* **AIM OF THE EXERCISE**
For each record below, write an exact copy.

[Opening DATA EXCERPTS section]

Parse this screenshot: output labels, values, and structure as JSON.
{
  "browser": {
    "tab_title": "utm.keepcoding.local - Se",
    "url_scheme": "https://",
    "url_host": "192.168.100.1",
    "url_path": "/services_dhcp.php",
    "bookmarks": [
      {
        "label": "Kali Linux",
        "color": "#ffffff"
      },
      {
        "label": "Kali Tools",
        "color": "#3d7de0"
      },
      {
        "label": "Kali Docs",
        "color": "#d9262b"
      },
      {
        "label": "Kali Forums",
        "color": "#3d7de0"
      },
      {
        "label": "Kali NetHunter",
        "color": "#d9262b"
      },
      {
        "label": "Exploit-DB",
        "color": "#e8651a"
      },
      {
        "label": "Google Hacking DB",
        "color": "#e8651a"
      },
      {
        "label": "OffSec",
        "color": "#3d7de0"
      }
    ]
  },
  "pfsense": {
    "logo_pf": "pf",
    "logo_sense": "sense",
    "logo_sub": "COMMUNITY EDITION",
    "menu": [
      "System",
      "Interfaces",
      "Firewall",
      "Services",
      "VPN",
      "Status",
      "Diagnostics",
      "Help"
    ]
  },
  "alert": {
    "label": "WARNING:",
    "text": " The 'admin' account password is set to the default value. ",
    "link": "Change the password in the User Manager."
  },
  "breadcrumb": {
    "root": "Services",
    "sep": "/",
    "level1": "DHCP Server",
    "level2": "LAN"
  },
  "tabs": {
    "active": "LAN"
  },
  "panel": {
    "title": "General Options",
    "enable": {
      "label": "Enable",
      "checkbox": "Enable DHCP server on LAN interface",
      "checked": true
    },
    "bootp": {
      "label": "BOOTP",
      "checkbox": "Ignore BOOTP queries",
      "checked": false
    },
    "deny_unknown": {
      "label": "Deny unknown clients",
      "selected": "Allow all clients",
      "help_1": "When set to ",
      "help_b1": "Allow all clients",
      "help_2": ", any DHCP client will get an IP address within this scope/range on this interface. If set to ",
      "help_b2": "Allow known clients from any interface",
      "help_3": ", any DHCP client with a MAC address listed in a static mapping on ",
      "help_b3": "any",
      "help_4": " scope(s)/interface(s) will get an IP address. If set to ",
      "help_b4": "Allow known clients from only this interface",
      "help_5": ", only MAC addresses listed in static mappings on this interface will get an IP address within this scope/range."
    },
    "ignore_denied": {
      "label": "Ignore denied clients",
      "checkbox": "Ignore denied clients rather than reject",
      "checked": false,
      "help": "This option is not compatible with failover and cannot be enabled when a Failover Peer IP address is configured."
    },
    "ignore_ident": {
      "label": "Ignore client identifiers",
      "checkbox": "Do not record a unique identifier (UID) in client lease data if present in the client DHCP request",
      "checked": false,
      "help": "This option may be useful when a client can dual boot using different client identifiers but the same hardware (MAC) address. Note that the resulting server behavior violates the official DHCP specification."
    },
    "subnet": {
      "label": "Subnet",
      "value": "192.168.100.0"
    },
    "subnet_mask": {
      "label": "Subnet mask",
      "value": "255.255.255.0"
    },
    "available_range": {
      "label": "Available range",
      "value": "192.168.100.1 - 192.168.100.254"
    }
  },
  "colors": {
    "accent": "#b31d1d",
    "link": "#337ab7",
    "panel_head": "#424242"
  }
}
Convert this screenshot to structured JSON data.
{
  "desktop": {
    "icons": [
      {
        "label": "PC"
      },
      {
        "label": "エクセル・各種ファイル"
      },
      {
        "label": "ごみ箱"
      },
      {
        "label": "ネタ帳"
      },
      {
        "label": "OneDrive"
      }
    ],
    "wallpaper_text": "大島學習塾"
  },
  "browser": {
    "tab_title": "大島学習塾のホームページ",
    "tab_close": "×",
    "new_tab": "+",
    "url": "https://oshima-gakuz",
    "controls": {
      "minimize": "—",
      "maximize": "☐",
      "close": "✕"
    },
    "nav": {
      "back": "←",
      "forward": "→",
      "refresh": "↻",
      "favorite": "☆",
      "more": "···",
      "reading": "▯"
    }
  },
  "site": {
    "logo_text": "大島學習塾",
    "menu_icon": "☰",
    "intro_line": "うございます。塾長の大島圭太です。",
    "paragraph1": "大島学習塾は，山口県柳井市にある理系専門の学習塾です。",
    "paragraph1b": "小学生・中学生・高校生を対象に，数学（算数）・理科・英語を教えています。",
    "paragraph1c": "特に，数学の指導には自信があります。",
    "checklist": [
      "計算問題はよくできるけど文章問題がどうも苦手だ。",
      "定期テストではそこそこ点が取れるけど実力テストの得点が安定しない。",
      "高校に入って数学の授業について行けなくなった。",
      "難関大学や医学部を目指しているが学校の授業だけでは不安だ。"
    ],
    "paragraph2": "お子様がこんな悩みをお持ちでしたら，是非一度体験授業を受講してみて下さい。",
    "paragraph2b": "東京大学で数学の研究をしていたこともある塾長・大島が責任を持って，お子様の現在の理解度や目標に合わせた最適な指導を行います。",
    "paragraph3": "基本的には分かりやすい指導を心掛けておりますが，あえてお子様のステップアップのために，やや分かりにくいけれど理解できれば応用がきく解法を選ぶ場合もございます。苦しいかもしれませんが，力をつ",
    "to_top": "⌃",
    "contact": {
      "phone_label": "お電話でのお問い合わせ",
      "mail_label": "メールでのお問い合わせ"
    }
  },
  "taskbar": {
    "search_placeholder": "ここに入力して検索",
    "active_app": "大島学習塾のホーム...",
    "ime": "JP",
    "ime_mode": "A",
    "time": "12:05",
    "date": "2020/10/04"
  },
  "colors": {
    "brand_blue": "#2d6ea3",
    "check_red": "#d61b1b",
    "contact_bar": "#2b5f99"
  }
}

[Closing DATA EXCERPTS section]

* **OUTPUT OF THE EXERCISE**
Parse this screenshot: output labels, values, and structure as JSON.
{
  "browser": {
    "tab_title": "utm.keepcoding.local - Se",
    "url_scheme": "https://",
    "url_host": "192.168.100.1",
    "url_path": "/services_dhcp.php",
    "bookmarks": [
      {
        "label": "Kali Linux",
        "color": "#ffffff"
      },
      {
        "label": "Kali Tools",
        "color": "#3d7de0"
      },
      {
        "label": "Kali Docs",
        "color": "#d9262b"
      },
      {
        "label": "Kali Forums",
        "color": "#3d7de0"
      },
      {
        "label": "Kali NetHunter",
        "color": "#d9262b"
      },
      {
        "label": "Exploit-DB",
        "color": "#e8651a"
      },
      {
        "label": "Google Hacking DB",
        "color": "#e8651a"
      },
      {
        "label": "OffSec",
        "color": "#3d7de0"
      }
    ]
  },
  "pfsense": {
    "logo_pf": "pf",
    "logo_sense": "sense",
    "logo_sub": "COMMUNITY EDITION",
    "menu": [
      "System",
      "Interfaces",
      "Firewall",
      "Services",
      "VPN",
      "Status",
      "Diagnostics",
      "Help"
    ]
  },
  "alert": {
    "label": "WARNING:",
    "text": " The 'admin' account password is set to the default value. ",
    "link": "Change the password in the User Manager."
  },
  "breadcrumb": {
    "root": "Services",
    "sep": "/",
    "level1": "DHCP Server",
    "level2": "LAN"
  },
  "tabs": {
    "active": "LAN"
  },
  "panel": {
    "title": "General Options",
    "enable": {
      "label": "Enable",
      "checkbox": "Enable DHCP server on LAN interface",
      "checked": true
    },
    "bootp": {
      "label": "BOOTP",
      "checkbox": "Ignore BOOTP queries",
      "checked": false
    },
    "deny_unknown": {
      "label": "Deny unknown clients",
      "selected": "Allow all clients",
      "help_1": "When set to ",
      "help_b1": "Allow all clients",
      "help_2": ", any DHCP client will get an IP address within this scope/range on this interface. If set to ",
      "help_b2": "Allow known clients from any interface",
      "help_3": ", any DHCP client with a MAC address listed in a static mapping on ",
      "help_b3": "any",
      "help_4": " scope(s)/interface(s) will get an IP address. If set to ",
      "help_b4": "Allow known clients from only this interface",
      "help_5": ", only MAC addresses listed in static mappings on this interface will get an IP address within this scope/range."
    },
    "ignore_denied": {
      "label": "Ignore denied clients",
      "checkbox": "Ignore denied clients rather than reject",
      "checked": false,
      "help": "This option is not compatible with failover and cannot be enabled when a Failover Peer IP address is configured."
    },
    "ignore_ident": {
      "label": "Ignore client identifiers",
      "checkbox": "Do not record a unique identifier (UID) in client lease data if present in the client DHCP request",
      "checked": false,
      "help": "This option may be useful when a client can dual boot using different client identifiers but the same hardware (MAC) address. Note that the resulting server behavior violates the official DHCP specification."
    },
    "subnet": {
      "label": "Subnet",
      "value": "192.168.100.0"
    },
    "subnet_mask": {
      "label": "Subnet mask",
      "value": "255.255.255.0"
    },
    "available_range": {
      "label": "Available range",
      "value": "192.168.100.1 - 192.168.100.254"
    }
  },
  "colors": {
    "accent": "#b31d1d",
    "link": "#337ab7",
    "panel_head": "#424242"
  }
}
Convert this screenshot to structured JSON data.
{
  "desktop": {
    "icons": [
      {
        "label": "PC"
      },
      {
        "label": "エクセル・各種ファイル"
      },
      {
        "label": "ごみ箱"
      },
      {
        "label": "ネタ帳"
      },
      {
        "label": "OneDrive"
      }
    ],
    "wallpaper_text": "大島學習塾"
  },
  "browser": {
    "tab_title": "大島学習塾のホームページ",
    "tab_close": "×",
    "new_tab": "+",
    "url": "https://oshima-gakuz",
    "controls": {
      "minimize": "—",
      "maximize": "☐",
      "close": "✕"
    },
    "nav": {
      "back": "←",
      "forward": "→",
      "refresh": "↻",
      "favorite": "☆",
      "more": "···",
      "reading": "▯"
    }
  },
  "site": {
    "logo_text": "大島學習塾",
    "menu_icon": "☰",
    "intro_line": "うございます。塾長の大島圭太です。",
    "paragraph1": "大島学習塾は，山口県柳井市にある理系専門の学習塾です。",
    "paragraph1b": "小学生・中学生・高校生を対象に，数学（算数）・理科・英語を教えています。",
    "paragraph1c": "特に，数学の指導には自信があります。",
    "checklist": [
      "計算問題はよくできるけど文章問題がどうも苦手だ。",
      "定期テストではそこそこ点が取れるけど実力テストの得点が安定しない。",
      "高校に入って数学の授業について行けなくなった。",
      "難関大学や医学部を目指しているが学校の授業だけでは不安だ。"
    ],
    "paragraph2": "お子様がこんな悩みをお持ちでしたら，是非一度体験授業を受講してみて下さい。",
    "paragraph2b": "東京大学で数学の研究をしていたこともある塾長・大島が責任を持って，お子様の現在の理解度や目標に合わせた最適な指導を行います。",
    "paragraph3": "基本的には分かりやすい指導を心掛けておりますが，あえてお子様のステップアップのために，やや分かりにくいけれど理解できれば応用がきく解法を選ぶ場合もございます。苦しいかもしれませんが，力をつ",
    "to_top": "⌃",
    "contact": {
      "phone_label": "お電話でのお問い合わせ",
      "mail_label": "メールでのお問い合わせ"
    }
  },
  "taskbar": {
    "search_placeholder": "ここに入力して検索",
    "active_app": "大島学習塾のホーム...",
    "ime": "JP",
    "ime_mode": "A",
    "time": "12:05",
    "date": "2020/10/04"
  },
  "colors": {
    "brand_blue": "#2d6ea3",
    "check_red": "#d61b1b",
    "contact_bar": "#2b5f99"
  }
}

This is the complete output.